======== Records shown

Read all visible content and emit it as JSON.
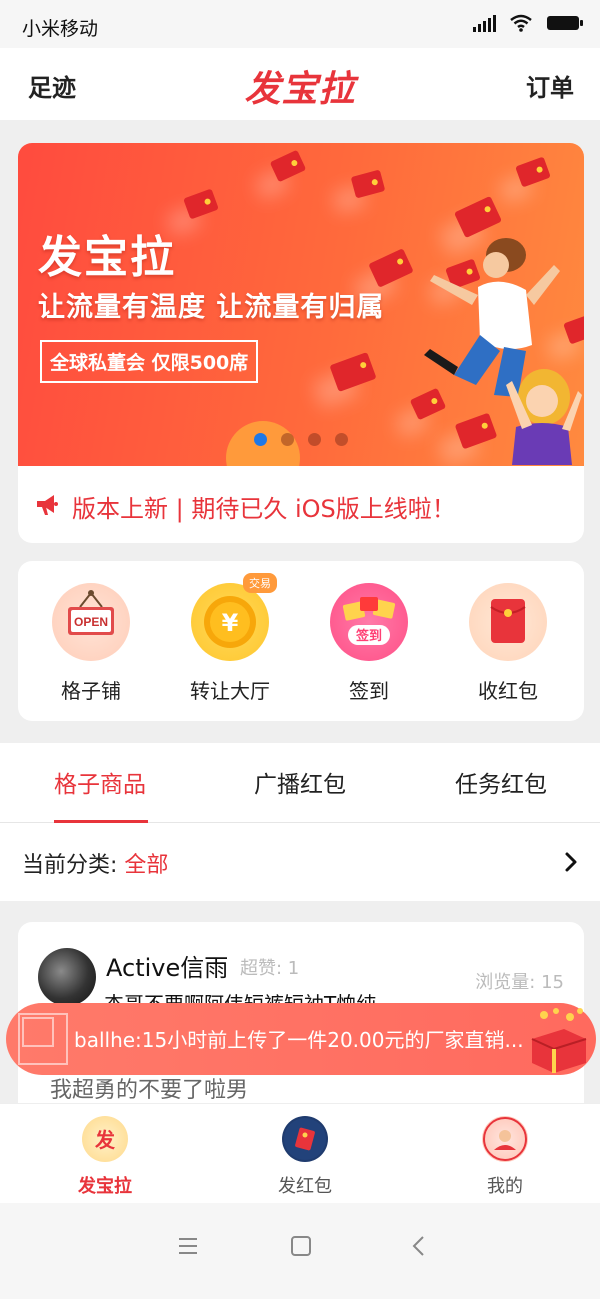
{
  "status_bar": {
    "carrier": "小米移动"
  },
  "header": {
    "left": "足迹",
    "logo": "发宝拉",
    "right": "订单"
  },
  "banner": {
    "title": "发宝拉",
    "slogan": "让流量有温度 让流量有归属",
    "badge": "全球私董会 仅限500席",
    "slides": 4,
    "active_slide": 1
  },
  "notice": {
    "icon": "megaphone-icon",
    "text": "版本上新 | 期待已久 iOS版上线啦！"
  },
  "quick_actions": [
    {
      "label": "格子铺",
      "icon": "open-sign-icon"
    },
    {
      "label": "转让大厅",
      "icon": "coin-icon",
      "badge": "交易"
    },
    {
      "label": "签到",
      "icon": "checkin-icon"
    },
    {
      "label": "收红包",
      "icon": "red-packet-icon"
    }
  ],
  "tabs": [
    {
      "label": "格子商品",
      "active": true
    },
    {
      "label": "广播红包",
      "active": false
    },
    {
      "label": "任务红包",
      "active": false
    }
  ],
  "category": {
    "label": "当前分类: ",
    "value": "全部"
  },
  "post": {
    "name": "Active信雨",
    "likes": "超赞: 1",
    "views": "浏览量: 15",
    "description": "杰哥不要啊阿伟短裤短袖T恤纯",
    "subtext": "我超勇的不要了啦男"
  },
  "toast": {
    "text": "ballhe:15小时前上传了一件20.00元的厂家直销..."
  },
  "bottom_nav": [
    {
      "label": "发宝拉",
      "active": true
    },
    {
      "label": "发红包",
      "active": false
    },
    {
      "label": "我的",
      "active": false
    }
  ],
  "colors": {
    "accent": "#e8343b",
    "banner": "#ff5a3c",
    "badge": "#ff9a3b"
  }
}
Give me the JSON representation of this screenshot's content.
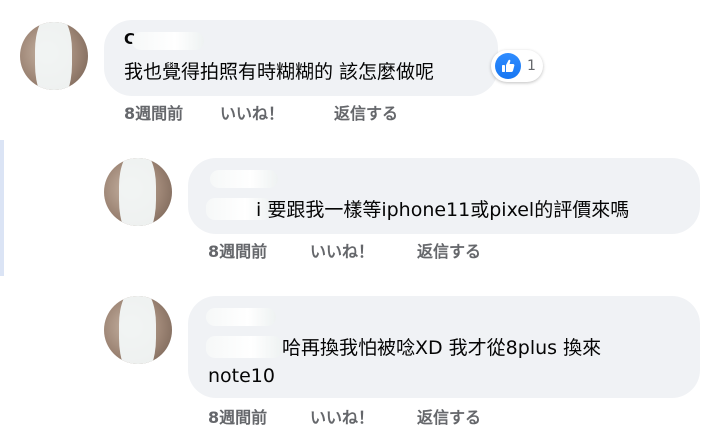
{
  "comments": [
    {
      "name": "C",
      "text": "我也覺得拍照有時糊糊的 該怎麼做呢",
      "time": "8週間前",
      "like_label": "いいね！",
      "reply_label": "返信する",
      "reaction_count": "1"
    },
    {
      "name": "",
      "text": "i 要跟我一樣等iphone11或pixel的評價來嗎",
      "time": "8週間前",
      "like_label": "いいね！",
      "reply_label": "返信する"
    },
    {
      "name": "",
      "text_line1": "哈再換我怕被唸XD  我才從8plus 換來",
      "text_line2": "note10",
      "time": "8週間前",
      "like_label": "いいね！",
      "reply_label": "返信する"
    }
  ],
  "icons": {
    "reaction": "thumbs-up-icon"
  },
  "colors": {
    "bubble": "#f0f2f5",
    "meta_text": "#65676b",
    "like_blue": "#1877f2",
    "thread_line": "#dbe4f5"
  }
}
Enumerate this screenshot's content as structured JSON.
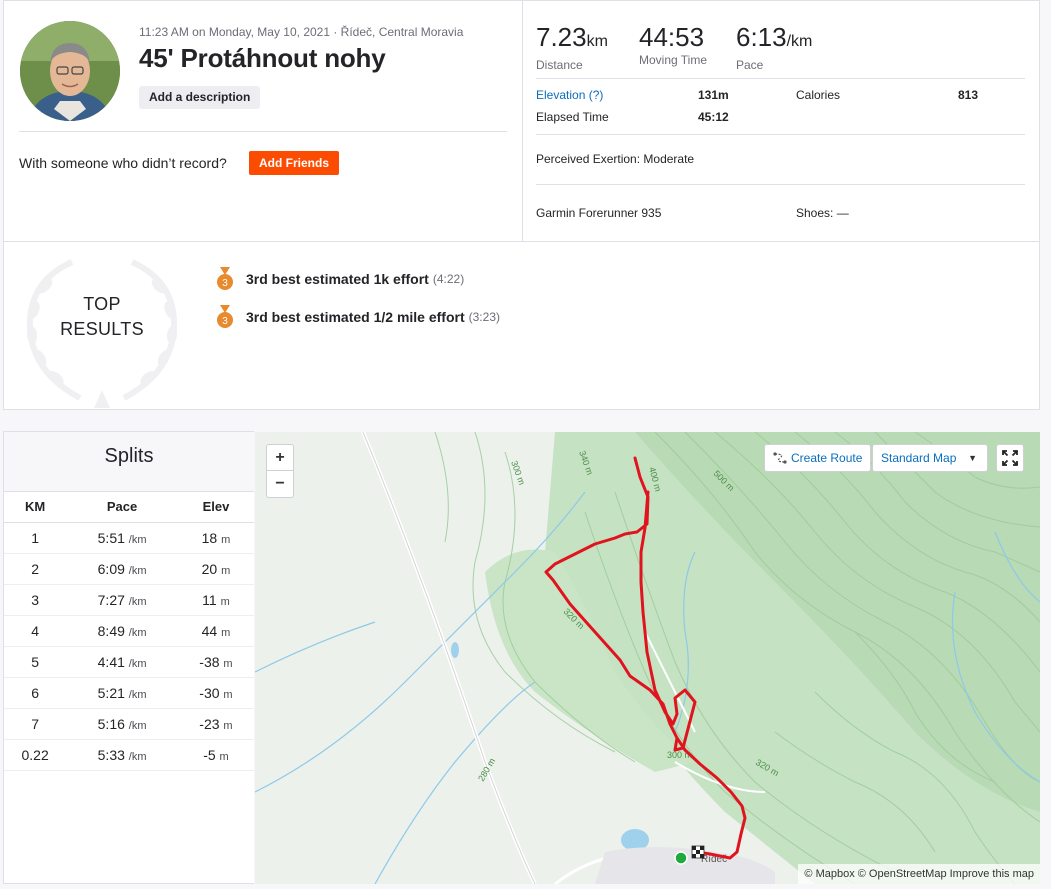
{
  "activity": {
    "meta": "11:23 AM on Monday, May 10, 2021 · Řídeč, Central Moravia",
    "title": "45' Protáhnout nohy",
    "add_description": "Add a description",
    "with_someone": "With someone who didn’t record?",
    "add_friends": "Add Friends"
  },
  "stats": {
    "distance": {
      "value": "7.23",
      "unit": "km",
      "label": "Distance"
    },
    "moving_time": {
      "value": "44:53",
      "label": "Moving Time"
    },
    "pace": {
      "value": "6:13",
      "unit": "/km",
      "label": "Pace"
    },
    "elevation_label": "Elevation (?)",
    "elevation_value": "131m",
    "calories_label": "Calories",
    "calories_value": "813",
    "elapsed_label": "Elapsed Time",
    "elapsed_value": "45:12",
    "exertion_label": "Perceived Exertion:",
    "exertion_value": "Moderate",
    "device": "Garmin Forerunner 935",
    "shoes": "Shoes: —"
  },
  "top_results": {
    "heading_line1": "TOP",
    "heading_line2": "RESULTS",
    "medal_rank": "3",
    "items": [
      {
        "text": "3rd best estimated 1k effort",
        "time": "(4:22)"
      },
      {
        "text": "3rd best estimated 1/2 mile effort",
        "time": "(3:23)"
      }
    ]
  },
  "splits": {
    "title": "Splits",
    "headers": [
      "KM",
      "Pace",
      "Elev"
    ],
    "pace_unit": "/km",
    "elev_unit": "m",
    "rows": [
      {
        "km": "1",
        "pace": "5:51",
        "elev": "18"
      },
      {
        "km": "2",
        "pace": "6:09",
        "elev": "20"
      },
      {
        "km": "3",
        "pace": "7:27",
        "elev": "11"
      },
      {
        "km": "4",
        "pace": "8:49",
        "elev": "44"
      },
      {
        "km": "5",
        "pace": "4:41",
        "elev": "-38"
      },
      {
        "km": "6",
        "pace": "5:21",
        "elev": "-30"
      },
      {
        "km": "7",
        "pace": "5:16",
        "elev": "-23"
      },
      {
        "km": "0.22",
        "pace": "5:33",
        "elev": "-5"
      }
    ]
  },
  "map": {
    "zoom_in": "+",
    "zoom_out": "−",
    "create_route": "Create Route",
    "map_style": "Standard Map",
    "attribution": "© Mapbox © OpenStreetMap Improve this map",
    "place_label": "Řídeč",
    "contour_labels": [
      "300 m",
      "340 m",
      "400 m",
      "500 m",
      "320 m",
      "300 m",
      "320 m",
      "280 m"
    ]
  },
  "colors": {
    "accent": "#fc4c02",
    "route": "#e0141e",
    "link": "#0a6ebd",
    "medal": "#e88a2e"
  }
}
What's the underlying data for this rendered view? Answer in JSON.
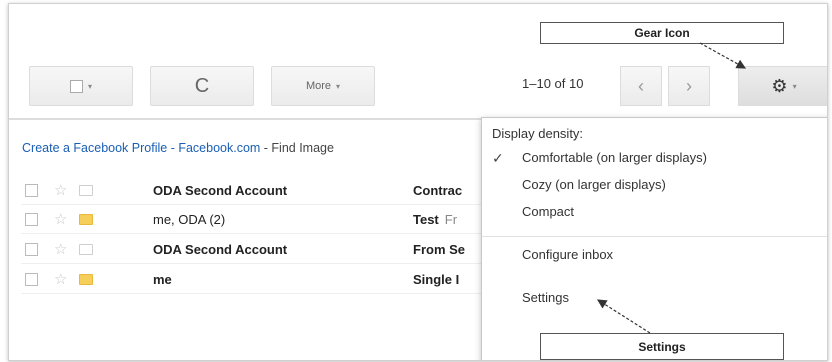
{
  "toolbar": {
    "select_caret": "▾",
    "refresh_icon": "refresh-icon",
    "refresh_glyph": "C",
    "more_label": "More",
    "more_caret": "▾",
    "pager": "1–10 of 10",
    "prev_glyph": "‹",
    "next_glyph": "›",
    "gear_icon": "gear-icon",
    "gear_glyph": "⚙",
    "gear_caret": "▾"
  },
  "ad": {
    "link": "Create a Facebook Profile - Facebook.com",
    "rest": " - Find Image"
  },
  "emails": [
    {
      "sender": "ODA Second Account",
      "subject": "Contrac",
      "snippet": "",
      "important": false,
      "read": false
    },
    {
      "sender": "me, ODA (2)",
      "subject": "Test",
      "snippet": "Fr",
      "important": true,
      "read": true
    },
    {
      "sender": "ODA Second Account",
      "subject": "From Se",
      "snippet": "",
      "important": false,
      "read": false
    },
    {
      "sender": "me",
      "subject": "Single I",
      "snippet": "",
      "important": true,
      "read": false
    }
  ],
  "menu": {
    "heading": "Display density:",
    "checkmark": "✓",
    "items": [
      "Comfortable (on larger displays)",
      "Cozy (on larger displays)",
      "Compact",
      "Configure inbox",
      "Settings"
    ]
  },
  "callouts": {
    "gear": "Gear Icon",
    "settings": "Settings"
  },
  "colors": {
    "important_label": "#f6cf5a",
    "ad_link": "#1a5fb4"
  }
}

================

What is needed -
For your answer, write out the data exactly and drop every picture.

Answer section -
Read all visible content and emit it as JSON.
{
  "status_bar": {
    "carrier": "小米移动"
  },
  "header": {
    "left": "足迹",
    "logo": "发宝拉",
    "right": "订单"
  },
  "banner": {
    "title": "发宝拉",
    "slogan": "让流量有温度 让流量有归属",
    "badge": "全球私董会 仅限500席",
    "slides": 4,
    "active_slide": 1
  },
  "notice": {
    "icon": "megaphone-icon",
    "text": "版本上新 | 期待已久 iOS版上线啦！"
  },
  "quick_actions": [
    {
      "label": "格子铺",
      "icon": "open-sign-icon"
    },
    {
      "label": "转让大厅",
      "icon": "coin-icon",
      "badge": "交易"
    },
    {
      "label": "签到",
      "icon": "checkin-icon"
    },
    {
      "label": "收红包",
      "icon": "red-packet-icon"
    }
  ],
  "tabs": [
    {
      "label": "格子商品",
      "active": true
    },
    {
      "label": "广播红包",
      "active": false
    },
    {
      "label": "任务红包",
      "active": false
    }
  ],
  "category": {
    "label": "当前分类: ",
    "value": "全部"
  },
  "post": {
    "name": "Active信雨",
    "likes": "超赞: 1",
    "views": "浏览量: 15",
    "description": "杰哥不要啊阿伟短裤短袖T恤纯",
    "subtext": "我超勇的不要了啦男"
  },
  "toast": {
    "text": "ballhe:15小时前上传了一件20.00元的厂家直销..."
  },
  "bottom_nav": [
    {
      "label": "发宝拉",
      "active": true
    },
    {
      "label": "发红包",
      "active": false
    },
    {
      "label": "我的",
      "active": false
    }
  ],
  "colors": {
    "accent": "#e8343b",
    "banner": "#ff5a3c",
    "badge": "#ff9a3b"
  }
}
Give me the JSON representation of this screenshot's content.
{
  "comments": [
    {
      "name": "C",
      "text": "我也覺得拍照有時糊糊的 該怎麼做呢",
      "time": "8週間前",
      "like_label": "いいね！",
      "reply_label": "返信する",
      "reaction_count": "1"
    },
    {
      "name": "",
      "text": "i 要跟我一樣等iphone11或pixel的評價來嗎",
      "time": "8週間前",
      "like_label": "いいね！",
      "reply_label": "返信する"
    },
    {
      "name": "",
      "text_line1": "哈再換我怕被唸XD  我才從8plus 換來",
      "text_line2": "note10",
      "time": "8週間前",
      "like_label": "いいね！",
      "reply_label": "返信する"
    }
  ],
  "icons": {
    "reaction": "thumbs-up-icon"
  },
  "colors": {
    "bubble": "#f0f2f5",
    "meta_text": "#65676b",
    "like_blue": "#1877f2",
    "thread_line": "#dbe4f5"
  }
}
Enumerate this screenshot's content as structured JSON.
{
  "activity": {
    "meta": "11:23 AM on Monday, May 10, 2021 · Řídeč, Central Moravia",
    "title": "45' Protáhnout nohy",
    "add_description": "Add a description",
    "with_someone": "With someone who didn’t record?",
    "add_friends": "Add Friends"
  },
  "stats": {
    "distance": {
      "value": "7.23",
      "unit": "km",
      "label": "Distance"
    },
    "moving_time": {
      "value": "44:53",
      "label": "Moving Time"
    },
    "pace": {
      "value": "6:13",
      "unit": "/km",
      "label": "Pace"
    },
    "elevation_label": "Elevation (?)",
    "elevation_value": "131m",
    "calories_label": "Calories",
    "calories_value": "813",
    "elapsed_label": "Elapsed Time",
    "elapsed_value": "45:12",
    "exertion_label": "Perceived Exertion:",
    "exertion_value": "Moderate",
    "device": "Garmin Forerunner 935",
    "shoes": "Shoes: —"
  },
  "top_results": {
    "heading_line1": "TOP",
    "heading_line2": "RESULTS",
    "medal_rank": "3",
    "items": [
      {
        "text": "3rd best estimated 1k effort",
        "time": "(4:22)"
      },
      {
        "text": "3rd best estimated 1/2 mile effort",
        "time": "(3:23)"
      }
    ]
  },
  "splits": {
    "title": "Splits",
    "headers": [
      "KM",
      "Pace",
      "Elev"
    ],
    "pace_unit": "/km",
    "elev_unit": "m",
    "rows": [
      {
        "km": "1",
        "pace": "5:51",
        "elev": "18"
      },
      {
        "km": "2",
        "pace": "6:09",
        "elev": "20"
      },
      {
        "km": "3",
        "pace": "7:27",
        "elev": "11"
      },
      {
        "km": "4",
        "pace": "8:49",
        "elev": "44"
      },
      {
        "km": "5",
        "pace": "4:41",
        "elev": "-38"
      },
      {
        "km": "6",
        "pace": "5:21",
        "elev": "-30"
      },
      {
        "km": "7",
        "pace": "5:16",
        "elev": "-23"
      },
      {
        "km": "0.22",
        "pace": "5:33",
        "elev": "-5"
      }
    ]
  },
  "map": {
    "zoom_in": "+",
    "zoom_out": "−",
    "create_route": "Create Route",
    "map_style": "Standard Map",
    "attribution": "© Mapbox © OpenStreetMap Improve this map",
    "place_label": "Řídeč",
    "contour_labels": [
      "300 m",
      "340 m",
      "400 m",
      "500 m",
      "320 m",
      "300 m",
      "320 m",
      "280 m"
    ]
  },
  "colors": {
    "accent": "#fc4c02",
    "route": "#e0141e",
    "link": "#0a6ebd",
    "medal": "#e88a2e"
  }
}
What's the underlying data for this rendered view? Answer in JSON.
{
  "toolbar": {
    "select_caret": "▾",
    "refresh_icon": "refresh-icon",
    "refresh_glyph": "C",
    "more_label": "More",
    "more_caret": "▾",
    "pager": "1–10 of 10",
    "prev_glyph": "‹",
    "next_glyph": "›",
    "gear_icon": "gear-icon",
    "gear_glyph": "⚙",
    "gear_caret": "▾"
  },
  "ad": {
    "link": "Create a Facebook Profile - Facebook.com",
    "rest": " - Find Image"
  },
  "emails": [
    {
      "sender": "ODA Second Account",
      "subject": "Contrac",
      "snippet": "",
      "important": false,
      "read": false
    },
    {
      "sender": "me, ODA (2)",
      "subject": "Test",
      "snippet": "Fr",
      "important": true,
      "read": true
    },
    {
      "sender": "ODA Second Account",
      "subject": "From Se",
      "snippet": "",
      "important": false,
      "read": false
    },
    {
      "sender": "me",
      "subject": "Single I",
      "snippet": "",
      "important": true,
      "read": false
    }
  ],
  "menu": {
    "heading": "Display density:",
    "checkmark": "✓",
    "items": [
      "Comfortable (on larger displays)",
      "Cozy (on larger displays)",
      "Compact",
      "Configure inbox",
      "Settings"
    ]
  },
  "callouts": {
    "gear": "Gear Icon",
    "settings": "Settings"
  },
  "colors": {
    "important_label": "#f6cf5a",
    "ad_link": "#1a5fb4"
  }
}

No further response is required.